China is expected to maintain prudent monetary and proactive fiscal policy next year. Policies are expected to be fine-tuned as needed, in accordance with the changing needs of the economy.
China’s central government announced it would maintain its proactive fiscal policy and prudent monetary policy in 2012. It notes though, those policies will be fine-tuned when needed. And that may very well be the case in the new year. The world’s second-biggest economy faces headwinds from the lingering European debt crisis, and a cooling property market at home. All this may prompt the government to ease monetary policy further, to sustain growth.
Li Yang, deputy director of Chinese Academy of Social Sciences said: "It’s the same wording in terms of the "prudent" monetary policy, but we will see adjustments in terms of perspective, emphasis, flexibility and even direction for the next year. In fact, we’ve already seen minor adjustment over the past two months."
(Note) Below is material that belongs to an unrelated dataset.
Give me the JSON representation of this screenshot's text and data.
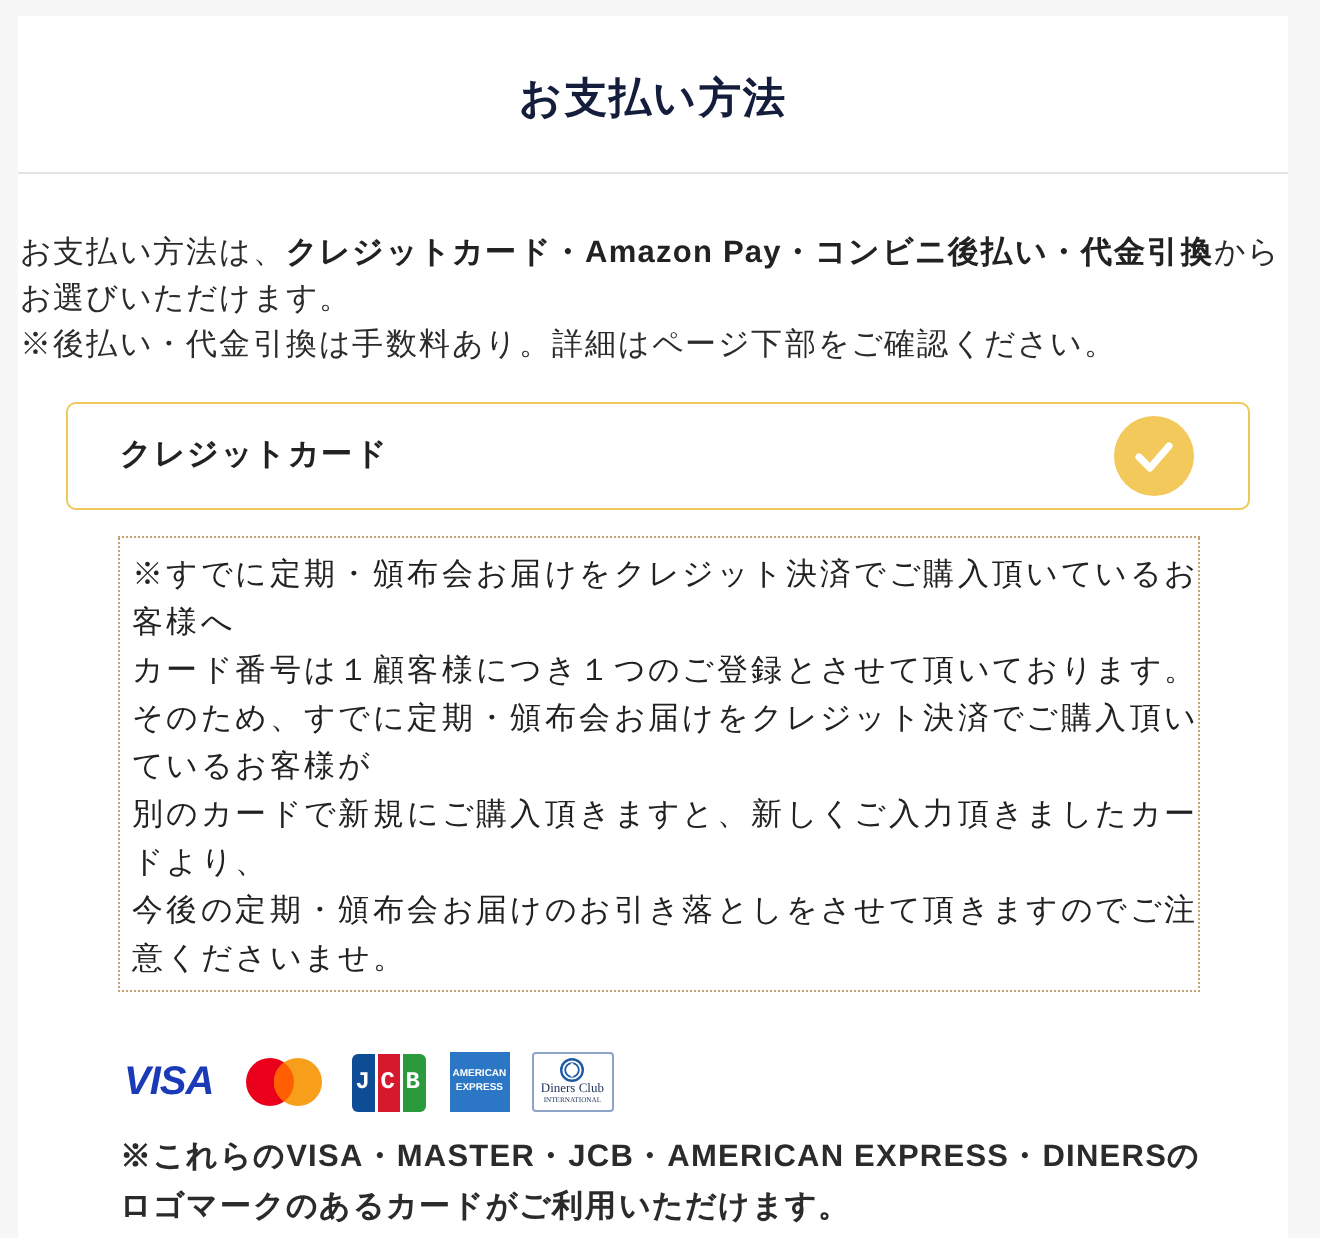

China switched to its "prudent" monetary policy at the end of 2010, from a "moderately loose" stance during 2010. It was a prelude the country’s campaign this year to bring down inflation and curb housing prices.
The People’s Bank of China last month cut the reserve requirement ratio for banks, for the first time since 2008. That’s freed up cash to support economic expansion as Europe’s debt crisis dampens overseas demand and the domestic property market slows.
Housing prices in most Chinese cities have fallen, as government policies aimed at cooling the property market start to take effect. Figures show that new home prices in 49 out of 70 Chinese cities dropped in November.
The central bank had hiked reserve ratios to a record high, to prevent excess lending from creating asset bubbles and stoking inflation. China’s inflation cooled to the slowest pace in 14 months in November.
Ba Shusong with State Council’s Development Research Center said: “The "prudent" monetary policy in 2011 was targeted at inflation. But the "prudent" policy in 2012 might promote structural adjustments in order to maintain stable economic growth. So, the emphasis has changed."
China’s economy expanded 9.1 percent in the third quarter, slowing from 9.5 percent in the previous three months. Inflation eased to a 14-month low of 4.2 percent last month, from a three-year high of 6.5 percent in July. Export growth also slowed to the weakest pace since 2009 in November.
Meanwhile, the proactive fiscal policy stance has been in effect for several years, and is seen by analysts as indicating a mildly stimulative fiscal policy with moderate budget deficits.
Looking ahead, China is hoping to balance efforts to ensure stable and relatively fast economic growth, while adjusting the economic structure and regulating inflationary expectations next year.